I have to say that being in my 60’s feels like another coming of age experience. Oh, I know there’s lots of aches and pains. Things I can no longer do, but something within is changing on a deeper level. The term coming of age is often used as we go from the teen years into adulthood. But what do we really know at that age. It’s really only the beginning of experiencing life. What it has to teach us. Who we want to be. What we want to do. I remember when I turned 40 feeling like it was another coming of age experience. It was the beginning of truly getting to know, accept and like myself for who I was. I road into my 50’s with a little more confidence and understanding that it isn’t all about me, but about who I am in connection to something much bigger then myself, my religion and my calling. Now that I’ve been in my 60’s I feel lighter in many ways definitely freer. I sense this new coming of age is melding me together both body, mind and soul. This longing I have to simple “be” …it’s my soul calling to me.
Dinner with my senior friends is always a wonderful and interesting evening. We are living in a time of advanced technology, beyond anything we could have imagined in our youth. The technology we use today are the kind science fiction movies were made of in our days. We’ve had to learn how to change our thinking in order to understand how to use our computers, iPhones, iPads and ebooks. It boggles our mind how they can possible work. Where does google get its information when we ask it a question? Is there an invisible mind lurking out in space? We know where it comes from, but that’s the way it seemed to us in the beginning.
Our children grew up learning enough to make it second nature to them, but it’s our grandchildren who come to save the day when we get stuck. But, our generation has had to change everything we ever thought about it, if we want to be in the loop of technical knowledge. Now when I sit around the table with my friends instead of pulling out our brag albums full of pictures, we bring our pictures up on our iPhones and pass them around. Being together also gives us the opportunity to learn from each other as we laugh about what we thought we knew and rediscover new and better ways to use them.

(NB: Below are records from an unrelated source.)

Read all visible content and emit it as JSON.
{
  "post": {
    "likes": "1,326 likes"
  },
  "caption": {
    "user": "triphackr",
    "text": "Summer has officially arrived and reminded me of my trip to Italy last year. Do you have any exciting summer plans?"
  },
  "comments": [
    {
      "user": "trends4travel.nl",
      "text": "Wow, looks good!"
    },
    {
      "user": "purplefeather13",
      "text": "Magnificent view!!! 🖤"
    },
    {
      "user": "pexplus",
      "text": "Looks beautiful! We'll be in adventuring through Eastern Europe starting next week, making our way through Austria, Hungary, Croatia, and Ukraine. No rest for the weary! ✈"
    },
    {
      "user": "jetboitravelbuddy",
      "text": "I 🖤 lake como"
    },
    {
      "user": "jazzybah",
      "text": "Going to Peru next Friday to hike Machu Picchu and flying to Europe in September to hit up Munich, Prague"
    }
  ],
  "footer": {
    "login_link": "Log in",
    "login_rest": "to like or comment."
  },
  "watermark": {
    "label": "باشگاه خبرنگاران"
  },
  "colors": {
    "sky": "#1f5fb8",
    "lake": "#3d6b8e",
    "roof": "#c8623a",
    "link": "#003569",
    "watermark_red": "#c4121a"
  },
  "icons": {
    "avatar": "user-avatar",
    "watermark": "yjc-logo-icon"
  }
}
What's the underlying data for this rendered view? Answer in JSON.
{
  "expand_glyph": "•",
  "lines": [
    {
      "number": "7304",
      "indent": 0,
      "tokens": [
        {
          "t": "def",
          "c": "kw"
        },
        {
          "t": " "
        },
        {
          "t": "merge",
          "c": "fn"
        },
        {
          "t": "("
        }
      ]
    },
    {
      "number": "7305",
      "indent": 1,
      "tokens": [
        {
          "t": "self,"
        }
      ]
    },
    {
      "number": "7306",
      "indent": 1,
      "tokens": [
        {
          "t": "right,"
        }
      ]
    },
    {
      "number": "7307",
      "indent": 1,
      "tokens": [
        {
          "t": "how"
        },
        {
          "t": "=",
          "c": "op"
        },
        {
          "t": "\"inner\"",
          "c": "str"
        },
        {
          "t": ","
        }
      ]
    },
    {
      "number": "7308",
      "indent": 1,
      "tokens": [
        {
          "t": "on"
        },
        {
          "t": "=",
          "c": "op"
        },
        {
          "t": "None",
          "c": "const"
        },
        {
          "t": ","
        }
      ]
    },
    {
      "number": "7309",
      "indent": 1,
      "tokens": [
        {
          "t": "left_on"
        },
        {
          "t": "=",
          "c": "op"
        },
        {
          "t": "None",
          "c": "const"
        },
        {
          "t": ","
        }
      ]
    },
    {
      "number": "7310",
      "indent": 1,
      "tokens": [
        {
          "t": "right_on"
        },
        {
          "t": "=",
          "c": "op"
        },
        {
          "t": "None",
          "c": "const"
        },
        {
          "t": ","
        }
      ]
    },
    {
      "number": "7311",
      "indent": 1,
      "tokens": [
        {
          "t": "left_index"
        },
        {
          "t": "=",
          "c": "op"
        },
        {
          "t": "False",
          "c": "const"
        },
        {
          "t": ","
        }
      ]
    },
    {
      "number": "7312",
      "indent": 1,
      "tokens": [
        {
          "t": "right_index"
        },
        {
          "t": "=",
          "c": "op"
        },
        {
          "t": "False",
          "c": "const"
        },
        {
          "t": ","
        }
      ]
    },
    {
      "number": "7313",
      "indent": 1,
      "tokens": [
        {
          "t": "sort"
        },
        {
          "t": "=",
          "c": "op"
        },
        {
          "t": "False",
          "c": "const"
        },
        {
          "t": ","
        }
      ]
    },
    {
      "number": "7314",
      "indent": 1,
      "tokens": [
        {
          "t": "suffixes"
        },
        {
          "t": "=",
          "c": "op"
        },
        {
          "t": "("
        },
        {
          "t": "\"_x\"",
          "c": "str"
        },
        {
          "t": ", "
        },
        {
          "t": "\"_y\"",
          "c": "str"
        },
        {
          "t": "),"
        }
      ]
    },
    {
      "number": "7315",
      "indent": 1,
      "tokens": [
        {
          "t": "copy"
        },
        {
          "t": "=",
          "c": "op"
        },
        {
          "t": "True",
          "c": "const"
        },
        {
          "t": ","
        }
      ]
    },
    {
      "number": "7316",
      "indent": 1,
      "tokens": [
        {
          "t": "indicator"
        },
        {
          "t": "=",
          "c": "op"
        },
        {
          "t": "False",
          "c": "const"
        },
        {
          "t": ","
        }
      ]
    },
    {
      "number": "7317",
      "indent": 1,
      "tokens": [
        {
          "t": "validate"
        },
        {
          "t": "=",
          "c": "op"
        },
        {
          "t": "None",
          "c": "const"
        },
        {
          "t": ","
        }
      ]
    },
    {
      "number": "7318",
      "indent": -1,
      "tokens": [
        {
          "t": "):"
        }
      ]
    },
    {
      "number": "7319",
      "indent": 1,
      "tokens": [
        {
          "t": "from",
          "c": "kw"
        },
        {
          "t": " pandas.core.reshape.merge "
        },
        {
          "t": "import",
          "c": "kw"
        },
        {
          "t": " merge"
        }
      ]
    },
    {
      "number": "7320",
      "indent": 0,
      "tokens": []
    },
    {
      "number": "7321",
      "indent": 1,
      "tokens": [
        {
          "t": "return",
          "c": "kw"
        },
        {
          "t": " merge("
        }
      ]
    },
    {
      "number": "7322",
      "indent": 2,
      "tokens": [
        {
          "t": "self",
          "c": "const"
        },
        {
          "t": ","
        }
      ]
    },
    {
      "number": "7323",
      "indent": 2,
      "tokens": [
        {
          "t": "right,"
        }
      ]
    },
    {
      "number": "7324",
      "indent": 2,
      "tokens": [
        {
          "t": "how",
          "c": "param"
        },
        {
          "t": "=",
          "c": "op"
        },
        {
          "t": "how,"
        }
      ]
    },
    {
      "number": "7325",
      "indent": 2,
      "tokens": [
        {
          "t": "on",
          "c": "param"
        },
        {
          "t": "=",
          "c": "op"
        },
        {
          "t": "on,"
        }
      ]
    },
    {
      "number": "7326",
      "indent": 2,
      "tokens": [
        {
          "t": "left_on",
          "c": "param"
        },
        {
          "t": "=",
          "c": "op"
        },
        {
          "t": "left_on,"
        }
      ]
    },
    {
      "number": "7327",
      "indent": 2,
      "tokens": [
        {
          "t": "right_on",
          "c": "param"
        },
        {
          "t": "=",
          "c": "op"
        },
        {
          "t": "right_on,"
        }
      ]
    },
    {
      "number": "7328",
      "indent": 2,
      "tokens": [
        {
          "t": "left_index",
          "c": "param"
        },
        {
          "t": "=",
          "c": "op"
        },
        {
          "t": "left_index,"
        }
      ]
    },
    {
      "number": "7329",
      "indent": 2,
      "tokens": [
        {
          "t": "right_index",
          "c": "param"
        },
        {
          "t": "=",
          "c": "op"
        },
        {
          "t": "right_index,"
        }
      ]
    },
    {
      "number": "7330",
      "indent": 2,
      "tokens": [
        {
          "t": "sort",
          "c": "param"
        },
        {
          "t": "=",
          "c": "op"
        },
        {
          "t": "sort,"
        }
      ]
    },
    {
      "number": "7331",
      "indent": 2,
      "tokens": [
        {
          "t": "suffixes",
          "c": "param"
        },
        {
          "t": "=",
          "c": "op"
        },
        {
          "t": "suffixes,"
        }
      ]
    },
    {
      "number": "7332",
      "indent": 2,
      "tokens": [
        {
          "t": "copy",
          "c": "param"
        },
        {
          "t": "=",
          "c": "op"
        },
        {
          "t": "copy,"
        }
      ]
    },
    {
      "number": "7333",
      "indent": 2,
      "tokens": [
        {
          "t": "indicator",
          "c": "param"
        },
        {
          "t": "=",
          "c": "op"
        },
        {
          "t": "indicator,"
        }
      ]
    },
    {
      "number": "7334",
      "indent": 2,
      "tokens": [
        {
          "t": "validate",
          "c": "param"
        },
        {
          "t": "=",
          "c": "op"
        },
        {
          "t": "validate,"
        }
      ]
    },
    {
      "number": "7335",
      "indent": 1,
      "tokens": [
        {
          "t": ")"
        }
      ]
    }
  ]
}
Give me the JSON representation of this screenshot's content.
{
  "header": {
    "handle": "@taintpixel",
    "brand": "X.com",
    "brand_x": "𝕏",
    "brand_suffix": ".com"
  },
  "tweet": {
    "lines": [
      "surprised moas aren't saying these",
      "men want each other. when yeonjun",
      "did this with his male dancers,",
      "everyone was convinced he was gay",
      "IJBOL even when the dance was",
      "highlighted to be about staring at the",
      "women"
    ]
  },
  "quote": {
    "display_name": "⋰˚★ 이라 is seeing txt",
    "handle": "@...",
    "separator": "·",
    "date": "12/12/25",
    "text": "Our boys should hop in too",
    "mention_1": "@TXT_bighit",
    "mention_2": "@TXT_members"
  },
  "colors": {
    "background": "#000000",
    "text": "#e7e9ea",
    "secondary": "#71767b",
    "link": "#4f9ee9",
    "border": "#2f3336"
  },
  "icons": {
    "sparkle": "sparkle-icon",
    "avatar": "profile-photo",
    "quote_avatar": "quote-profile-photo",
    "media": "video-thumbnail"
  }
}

I think we deserve a lot of credit for our enthusiastic willingness to change with the times in spite of how confusing it can be for us, but what more could you expect from the baby boomer generation. All we have to say is, “bring it on!”.